Dear readers, welcome back to Part 2 of a Beginner’s Guide to Photography. So I have spent Part 1 explaining some points relating to composition in order to produce interesting images, then Part 2 will make more reference to the technical aspect of photography. After all, behind every image is a series of metaphorical cogs and wheels that work together to produce stunning colors, sharpness and a good amount of exposure etc. Some of you might say that just touching the right spot on your smartphone camera is enough to get the right focus for the image but with more advanced smartphone cameras come increased controls over things like aperture and shutter speed and hence I find it essential to learn more about the technical aspect of photography, if not for future application but for practical knowledge.
Hence, I will be using this article to talk about factors such as aperture, shutter speed and ISO. To make sure that this article is still a simple read, I will try my best to give bite-sized nuggets of information for easy digestion. 🙂
To put it in simple terms, aperture is basically a hole for light to pass through. As the f-stop gets bigger, the aperture is smaller, and consequently the light that passes through is less. The converse is true as well (f-stop smaller, larger aperture, more light). This directly affects the exposure of the image but for many smartphone cameras now, there are only fixed apertures and no controls over exposure. (eg. the iPhone 6 cameras have a fixed aperture of f2.2)
Aperture also plays another important role in image quality that is depth of field. The lower the f number, the shallower the depth of field. This means that the distance between the nearest and furthest objects in focus gradually becomes less. Hence when the f number is lower and the aperture is wider, there is shallow depth of field which contributes to blurriness in the foreground or background. Shallow depth of field is essential for a type of background blur known as bokeh which gives the background a soft, creamy texture.
Shutter speed refers to the time in which the shutter is open on a camera, thus allowing light to pass through. Shutter speed numbers are usually shown in fraction as depicted in the chart above and hence as the denominator increases, the shutter speed becomes much faster and hence photos of moving objects will show them to be static or “frozen in time”. Consequently, when a slower shutter speed is used, more light can pass through and hence moving objects have a motion blur about them and even the vibration of your hands while holding the camera will show up clearly when a slow shutter speed is used, thus a tripod is essential when using slow shutter speeds. Furthermore, when using different shutter speeds, varying amounts of light can pass through the shutter depending on the amount of time it is open for and hence ISO and aperture will be used to compensate for overexposure or underexposure (when the image is either too bright or too dim).

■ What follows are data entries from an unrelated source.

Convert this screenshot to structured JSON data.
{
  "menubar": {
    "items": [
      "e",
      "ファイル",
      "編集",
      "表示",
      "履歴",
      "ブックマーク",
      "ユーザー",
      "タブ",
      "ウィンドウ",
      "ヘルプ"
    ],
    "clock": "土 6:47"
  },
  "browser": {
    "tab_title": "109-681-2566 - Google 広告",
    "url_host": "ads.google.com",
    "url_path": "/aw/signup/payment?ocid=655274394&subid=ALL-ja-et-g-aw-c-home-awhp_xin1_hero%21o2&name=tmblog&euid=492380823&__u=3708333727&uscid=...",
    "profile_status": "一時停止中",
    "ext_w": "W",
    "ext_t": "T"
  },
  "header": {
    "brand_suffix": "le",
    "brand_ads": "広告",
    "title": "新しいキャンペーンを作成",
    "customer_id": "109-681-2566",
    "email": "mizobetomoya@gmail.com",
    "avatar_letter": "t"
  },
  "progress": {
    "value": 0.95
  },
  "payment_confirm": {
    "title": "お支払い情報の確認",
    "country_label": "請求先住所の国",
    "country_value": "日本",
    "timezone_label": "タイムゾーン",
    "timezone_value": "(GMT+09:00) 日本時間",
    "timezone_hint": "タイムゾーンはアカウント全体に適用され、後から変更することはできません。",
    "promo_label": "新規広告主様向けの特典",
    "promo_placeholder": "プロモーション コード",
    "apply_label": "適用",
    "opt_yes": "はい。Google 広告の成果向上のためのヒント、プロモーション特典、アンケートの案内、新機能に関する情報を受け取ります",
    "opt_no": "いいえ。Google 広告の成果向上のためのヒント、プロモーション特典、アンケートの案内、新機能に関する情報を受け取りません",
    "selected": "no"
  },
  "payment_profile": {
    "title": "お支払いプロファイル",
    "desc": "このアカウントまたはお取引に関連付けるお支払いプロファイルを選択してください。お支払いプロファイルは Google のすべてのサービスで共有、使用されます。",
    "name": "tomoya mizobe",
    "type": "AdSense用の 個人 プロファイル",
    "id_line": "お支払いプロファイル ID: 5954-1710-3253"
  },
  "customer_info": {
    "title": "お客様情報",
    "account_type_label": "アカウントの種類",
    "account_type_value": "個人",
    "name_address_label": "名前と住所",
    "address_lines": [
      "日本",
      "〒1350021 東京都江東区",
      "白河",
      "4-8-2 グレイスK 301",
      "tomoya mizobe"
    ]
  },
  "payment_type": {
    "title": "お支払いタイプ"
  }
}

When the shutter speed is faster, less light can pass through and thus a wider aperture is needed to ensure more light passes through and the photo is not too dark. When the shutter speed is slower, a smaller aperture is used to ensure that the photo is not too bright.
ISO is an acronym for something but it basically means the sensitivity to light of your camera sensor. As the ISO increases, the sensitivity to light increases and photos become brighter, but they also have more noise and turn out to be poorer quality. Lower ISOs are less sensitive to light but contain less noise. Hence, in low light photography, ISO is often higher and noise is visible.
In my opinion, photography is not just about taking the sharpest pictures but also experimenting and developing your personal style. Hence, while its important to start off with knowing composition rules as well as the technical stuff that I talked about in this article, one will have to experiment with them to get the best pictures. Understanding these technical factors such as aperture, ISO and shutter speed will help you to make well-informed decisions to get the best picture. But then again, there is no hard definition of a “good” or “best” picture so the knowledge I have tried to impart will serve you in getting satisfactory results anywhere so long as you have a working camera or smartphone.
As a final recap:
The wider the aperture (Lower the f-stop), the brighter the image and the shallower the depth of field
The faster the shutter speed, the darker the pictures (moving subject will also be captured without any motion blur)
The higher the ISO, the higher the sensitivity to light and more noise will be seen.
If you would like to shop other products by Print For Fun, then check out our online store here.